─── The records

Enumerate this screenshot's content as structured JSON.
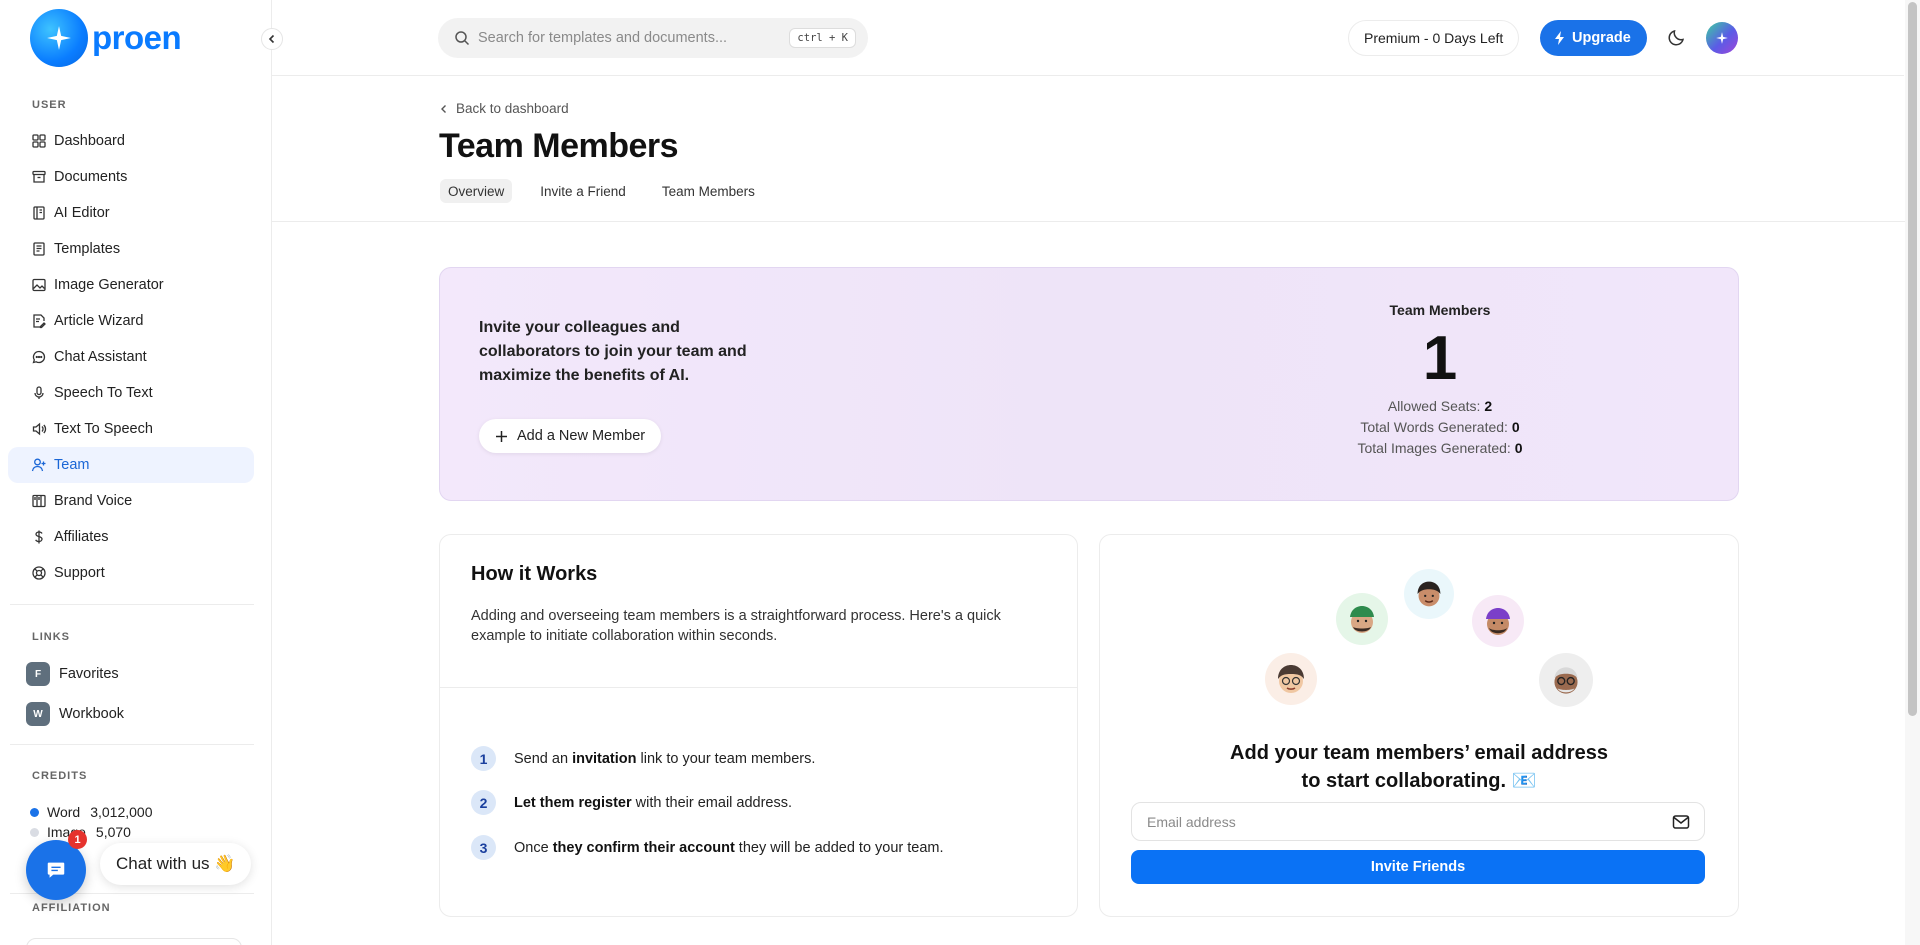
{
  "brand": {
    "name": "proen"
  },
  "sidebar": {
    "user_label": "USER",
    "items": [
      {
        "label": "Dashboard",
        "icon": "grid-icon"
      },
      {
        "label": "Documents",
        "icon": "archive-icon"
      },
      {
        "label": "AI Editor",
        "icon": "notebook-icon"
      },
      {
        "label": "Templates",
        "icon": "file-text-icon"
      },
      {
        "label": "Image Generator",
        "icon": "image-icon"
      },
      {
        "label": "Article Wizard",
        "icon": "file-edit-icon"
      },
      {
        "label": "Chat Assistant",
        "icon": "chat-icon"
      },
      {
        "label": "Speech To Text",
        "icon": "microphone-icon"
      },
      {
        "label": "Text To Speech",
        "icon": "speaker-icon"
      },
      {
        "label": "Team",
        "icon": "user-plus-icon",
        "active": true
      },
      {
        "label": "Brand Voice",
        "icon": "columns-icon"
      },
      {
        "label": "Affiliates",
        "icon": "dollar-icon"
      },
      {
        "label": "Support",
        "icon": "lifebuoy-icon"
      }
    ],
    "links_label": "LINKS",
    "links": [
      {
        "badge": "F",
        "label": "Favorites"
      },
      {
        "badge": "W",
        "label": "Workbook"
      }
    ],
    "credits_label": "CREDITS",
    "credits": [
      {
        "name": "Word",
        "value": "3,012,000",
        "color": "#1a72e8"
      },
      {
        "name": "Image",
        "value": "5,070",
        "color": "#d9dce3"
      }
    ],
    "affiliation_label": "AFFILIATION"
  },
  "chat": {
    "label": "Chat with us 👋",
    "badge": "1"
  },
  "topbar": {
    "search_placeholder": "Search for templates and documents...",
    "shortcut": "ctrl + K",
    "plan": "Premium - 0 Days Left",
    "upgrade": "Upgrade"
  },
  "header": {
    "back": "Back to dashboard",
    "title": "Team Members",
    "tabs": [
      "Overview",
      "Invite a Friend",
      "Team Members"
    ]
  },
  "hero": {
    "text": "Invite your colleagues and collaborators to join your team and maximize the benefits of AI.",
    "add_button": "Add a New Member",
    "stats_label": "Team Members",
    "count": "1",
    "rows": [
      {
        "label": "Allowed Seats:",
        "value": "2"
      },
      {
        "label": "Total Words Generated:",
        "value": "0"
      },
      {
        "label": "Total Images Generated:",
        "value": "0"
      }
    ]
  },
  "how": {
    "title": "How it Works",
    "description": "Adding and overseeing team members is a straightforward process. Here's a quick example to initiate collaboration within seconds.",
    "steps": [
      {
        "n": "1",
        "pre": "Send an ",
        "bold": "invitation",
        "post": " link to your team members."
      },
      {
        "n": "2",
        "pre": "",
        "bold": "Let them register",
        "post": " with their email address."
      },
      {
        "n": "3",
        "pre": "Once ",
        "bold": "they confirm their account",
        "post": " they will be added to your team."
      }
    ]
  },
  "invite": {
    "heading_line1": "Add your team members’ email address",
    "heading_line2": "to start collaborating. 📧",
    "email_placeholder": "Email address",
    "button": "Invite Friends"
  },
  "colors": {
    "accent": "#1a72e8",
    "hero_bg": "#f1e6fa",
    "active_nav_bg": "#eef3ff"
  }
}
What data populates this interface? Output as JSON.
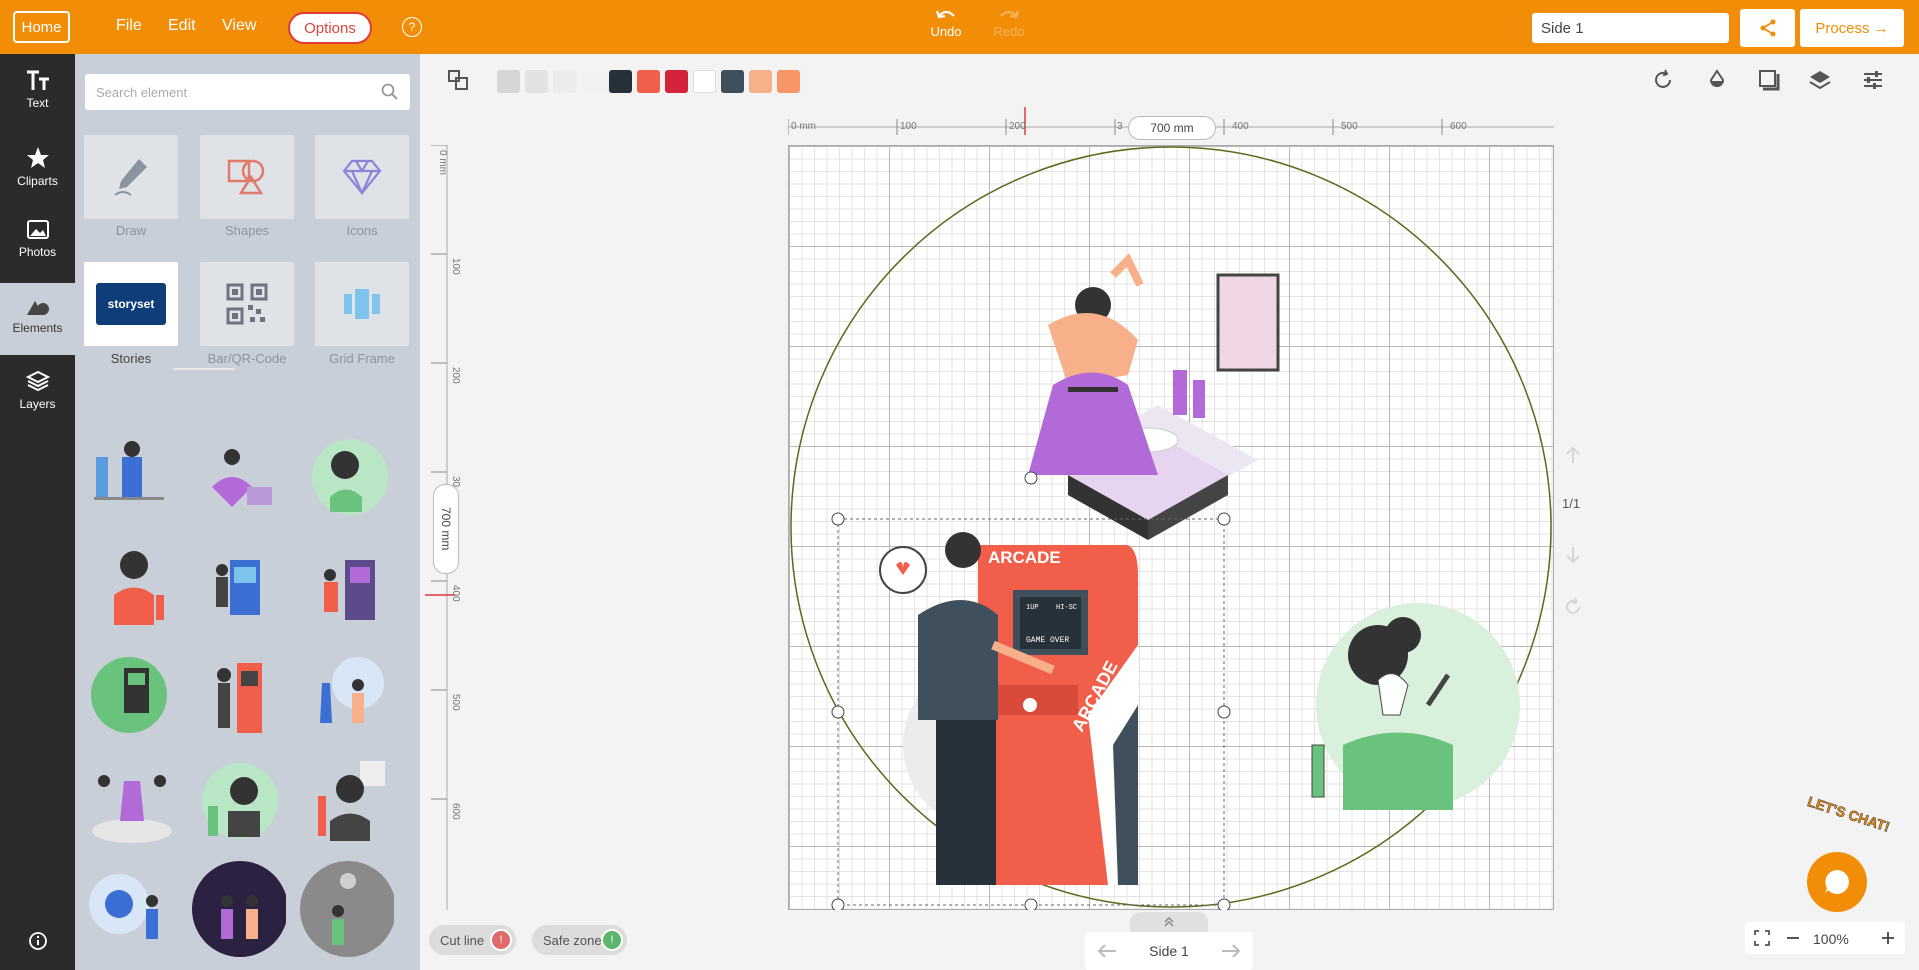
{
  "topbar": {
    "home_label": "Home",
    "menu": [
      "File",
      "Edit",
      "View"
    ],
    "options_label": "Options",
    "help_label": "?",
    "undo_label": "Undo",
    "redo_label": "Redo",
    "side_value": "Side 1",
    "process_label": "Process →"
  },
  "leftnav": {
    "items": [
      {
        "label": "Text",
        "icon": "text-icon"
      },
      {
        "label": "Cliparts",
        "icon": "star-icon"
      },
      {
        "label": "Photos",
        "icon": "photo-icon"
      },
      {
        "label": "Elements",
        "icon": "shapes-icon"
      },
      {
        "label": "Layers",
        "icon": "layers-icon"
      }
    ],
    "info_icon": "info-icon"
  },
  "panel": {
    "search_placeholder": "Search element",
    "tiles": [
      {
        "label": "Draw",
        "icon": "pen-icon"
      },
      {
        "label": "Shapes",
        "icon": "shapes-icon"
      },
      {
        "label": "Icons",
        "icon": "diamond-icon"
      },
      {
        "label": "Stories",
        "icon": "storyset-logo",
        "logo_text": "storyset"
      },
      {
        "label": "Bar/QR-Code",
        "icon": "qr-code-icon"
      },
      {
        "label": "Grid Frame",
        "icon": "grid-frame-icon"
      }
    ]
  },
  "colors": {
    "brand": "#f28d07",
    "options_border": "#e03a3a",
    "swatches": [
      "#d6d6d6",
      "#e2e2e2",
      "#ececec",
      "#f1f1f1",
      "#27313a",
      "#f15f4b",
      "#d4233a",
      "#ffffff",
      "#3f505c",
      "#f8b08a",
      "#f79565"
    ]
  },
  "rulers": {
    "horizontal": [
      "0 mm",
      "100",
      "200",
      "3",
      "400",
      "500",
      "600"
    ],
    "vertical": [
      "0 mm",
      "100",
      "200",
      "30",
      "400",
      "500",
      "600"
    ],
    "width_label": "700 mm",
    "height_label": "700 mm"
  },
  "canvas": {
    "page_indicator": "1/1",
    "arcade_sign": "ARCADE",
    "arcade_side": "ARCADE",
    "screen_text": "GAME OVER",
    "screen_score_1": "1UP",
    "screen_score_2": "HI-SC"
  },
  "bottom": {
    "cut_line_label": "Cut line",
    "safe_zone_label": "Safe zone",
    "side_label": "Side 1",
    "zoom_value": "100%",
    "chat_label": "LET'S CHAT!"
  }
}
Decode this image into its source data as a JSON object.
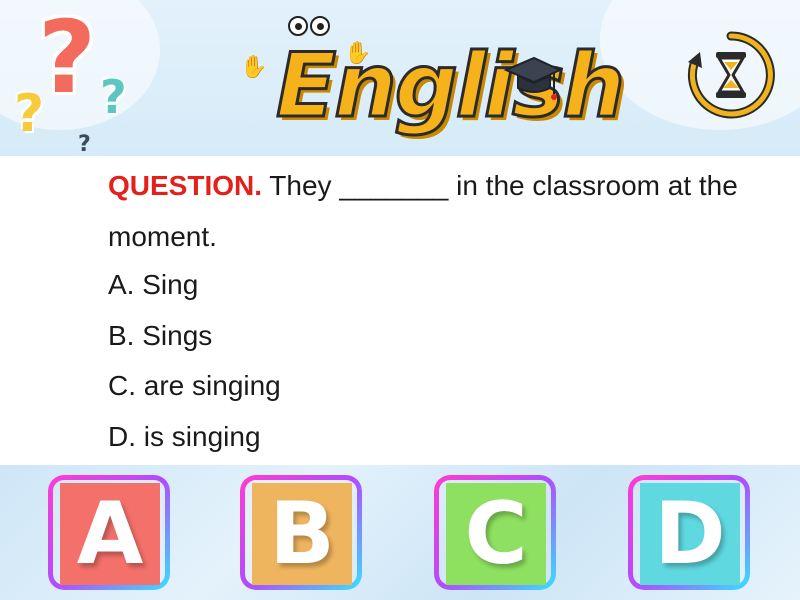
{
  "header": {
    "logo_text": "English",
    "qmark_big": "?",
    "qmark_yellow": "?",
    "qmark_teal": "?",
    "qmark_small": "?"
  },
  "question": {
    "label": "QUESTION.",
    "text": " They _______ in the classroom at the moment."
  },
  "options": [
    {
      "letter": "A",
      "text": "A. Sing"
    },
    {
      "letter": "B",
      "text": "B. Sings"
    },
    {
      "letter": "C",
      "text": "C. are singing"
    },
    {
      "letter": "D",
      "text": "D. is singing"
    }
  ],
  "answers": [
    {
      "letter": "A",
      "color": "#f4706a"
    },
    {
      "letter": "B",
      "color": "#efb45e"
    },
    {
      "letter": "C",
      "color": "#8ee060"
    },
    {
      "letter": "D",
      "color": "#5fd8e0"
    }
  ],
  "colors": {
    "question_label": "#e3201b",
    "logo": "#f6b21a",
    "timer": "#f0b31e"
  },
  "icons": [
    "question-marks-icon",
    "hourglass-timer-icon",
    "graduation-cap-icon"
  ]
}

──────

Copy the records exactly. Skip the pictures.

Enumerate this screenshot's content as structured JSON.
{
  "brand": {
    "name": "proen"
  },
  "sidebar": {
    "user_label": "USER",
    "items": [
      {
        "label": "Dashboard",
        "icon": "grid-icon"
      },
      {
        "label": "Documents",
        "icon": "archive-icon"
      },
      {
        "label": "AI Editor",
        "icon": "notebook-icon"
      },
      {
        "label": "Templates",
        "icon": "file-text-icon"
      },
      {
        "label": "Image Generator",
        "icon": "image-icon"
      },
      {
        "label": "Article Wizard",
        "icon": "file-edit-icon"
      },
      {
        "label": "Chat Assistant",
        "icon": "chat-icon"
      },
      {
        "label": "Speech To Text",
        "icon": "microphone-icon"
      },
      {
        "label": "Text To Speech",
        "icon": "speaker-icon"
      },
      {
        "label": "Team",
        "icon": "user-plus-icon",
        "active": true
      },
      {
        "label": "Brand Voice",
        "icon": "columns-icon"
      },
      {
        "label": "Affiliates",
        "icon": "dollar-icon"
      },
      {
        "label": "Support",
        "icon": "lifebuoy-icon"
      }
    ],
    "links_label": "LINKS",
    "links": [
      {
        "badge": "F",
        "label": "Favorites"
      },
      {
        "badge": "W",
        "label": "Workbook"
      }
    ],
    "credits_label": "CREDITS",
    "credits": [
      {
        "name": "Word",
        "value": "3,012,000",
        "color": "#1a72e8"
      },
      {
        "name": "Image",
        "value": "5,070",
        "color": "#d9dce3"
      }
    ],
    "affiliation_label": "AFFILIATION"
  },
  "chat": {
    "label": "Chat with us 👋",
    "badge": "1"
  },
  "topbar": {
    "search_placeholder": "Search for templates and documents...",
    "shortcut": "ctrl + K",
    "plan": "Premium - 0 Days Left",
    "upgrade": "Upgrade"
  },
  "header": {
    "back": "Back to dashboard",
    "title": "Team Members",
    "tabs": [
      "Overview",
      "Invite a Friend",
      "Team Members"
    ]
  },
  "hero": {
    "text": "Invite your colleagues and collaborators to join your team and maximize the benefits of AI.",
    "add_button": "Add a New Member",
    "stats_label": "Team Members",
    "count": "1",
    "rows": [
      {
        "label": "Allowed Seats:",
        "value": "2"
      },
      {
        "label": "Total Words Generated:",
        "value": "0"
      },
      {
        "label": "Total Images Generated:",
        "value": "0"
      }
    ]
  },
  "how": {
    "title": "How it Works",
    "description": "Adding and overseeing team members is a straightforward process. Here's a quick example to initiate collaboration within seconds.",
    "steps": [
      {
        "n": "1",
        "pre": "Send an ",
        "bold": "invitation",
        "post": " link to your team members."
      },
      {
        "n": "2",
        "pre": "",
        "bold": "Let them register",
        "post": " with their email address."
      },
      {
        "n": "3",
        "pre": "Once ",
        "bold": "they confirm their account",
        "post": " they will be added to your team."
      }
    ]
  },
  "invite": {
    "heading_line1": "Add your team members’ email address",
    "heading_line2": "to start collaborating. 📧",
    "email_placeholder": "Email address",
    "button": "Invite Friends"
  },
  "colors": {
    "accent": "#1a72e8",
    "hero_bg": "#f1e6fa",
    "active_nav_bg": "#eef3ff"
  }
}
What data populates this interface? Output as JSON.
{
  "topbar": {
    "home_label": "Home",
    "menu": [
      "File",
      "Edit",
      "View"
    ],
    "options_label": "Options",
    "help_label": "?",
    "undo_label": "Undo",
    "redo_label": "Redo",
    "side_value": "Side 1",
    "process_label": "Process →"
  },
  "leftnav": {
    "items": [
      {
        "label": "Text",
        "icon": "text-icon"
      },
      {
        "label": "Cliparts",
        "icon": "star-icon"
      },
      {
        "label": "Photos",
        "icon": "photo-icon"
      },
      {
        "label": "Elements",
        "icon": "shapes-icon"
      },
      {
        "label": "Layers",
        "icon": "layers-icon"
      }
    ],
    "info_icon": "info-icon"
  },
  "panel": {
    "search_placeholder": "Search element",
    "tiles": [
      {
        "label": "Draw",
        "icon": "pen-icon"
      },
      {
        "label": "Shapes",
        "icon": "shapes-icon"
      },
      {
        "label": "Icons",
        "icon": "diamond-icon"
      },
      {
        "label": "Stories",
        "icon": "storyset-logo",
        "logo_text": "storyset"
      },
      {
        "label": "Bar/QR-Code",
        "icon": "qr-code-icon"
      },
      {
        "label": "Grid Frame",
        "icon": "grid-frame-icon"
      }
    ]
  },
  "colors": {
    "brand": "#f28d07",
    "options_border": "#e03a3a",
    "swatches": [
      "#d6d6d6",
      "#e2e2e2",
      "#ececec",
      "#f1f1f1",
      "#27313a",
      "#f15f4b",
      "#d4233a",
      "#ffffff",
      "#3f505c",
      "#f8b08a",
      "#f79565"
    ]
  },
  "rulers": {
    "horizontal": [
      "0 mm",
      "100",
      "200",
      "3",
      "400",
      "500",
      "600"
    ],
    "vertical": [
      "0 mm",
      "100",
      "200",
      "30",
      "400",
      "500",
      "600"
    ],
    "width_label": "700 mm",
    "height_label": "700 mm"
  },
  "canvas": {
    "page_indicator": "1/1",
    "arcade_sign": "ARCADE",
    "arcade_side": "ARCADE",
    "screen_text": "GAME OVER",
    "screen_score_1": "1UP",
    "screen_score_2": "HI-SC"
  },
  "bottom": {
    "cut_line_label": "Cut line",
    "safe_zone_label": "Safe zone",
    "side_label": "Side 1",
    "zoom_value": "100%",
    "chat_label": "LET'S CHAT!"
  }
}
Decode this image into its source data as a JSON object.
{
  "header": {
    "logo_text": "English",
    "qmark_big": "?",
    "qmark_yellow": "?",
    "qmark_teal": "?",
    "qmark_small": "?"
  },
  "question": {
    "label": "QUESTION.",
    "text": " They _______ in the classroom at the moment."
  },
  "options": [
    {
      "letter": "A",
      "text": "A. Sing"
    },
    {
      "letter": "B",
      "text": "B. Sings"
    },
    {
      "letter": "C",
      "text": "C. are singing"
    },
    {
      "letter": "D",
      "text": "D. is singing"
    }
  ],
  "answers": [
    {
      "letter": "A",
      "color": "#f4706a"
    },
    {
      "letter": "B",
      "color": "#efb45e"
    },
    {
      "letter": "C",
      "color": "#8ee060"
    },
    {
      "letter": "D",
      "color": "#5fd8e0"
    }
  ],
  "colors": {
    "question_label": "#e3201b",
    "logo": "#f6b21a",
    "timer": "#f0b31e"
  },
  "icons": [
    "question-marks-icon",
    "hourglass-timer-icon",
    "graduation-cap-icon"
  ]
}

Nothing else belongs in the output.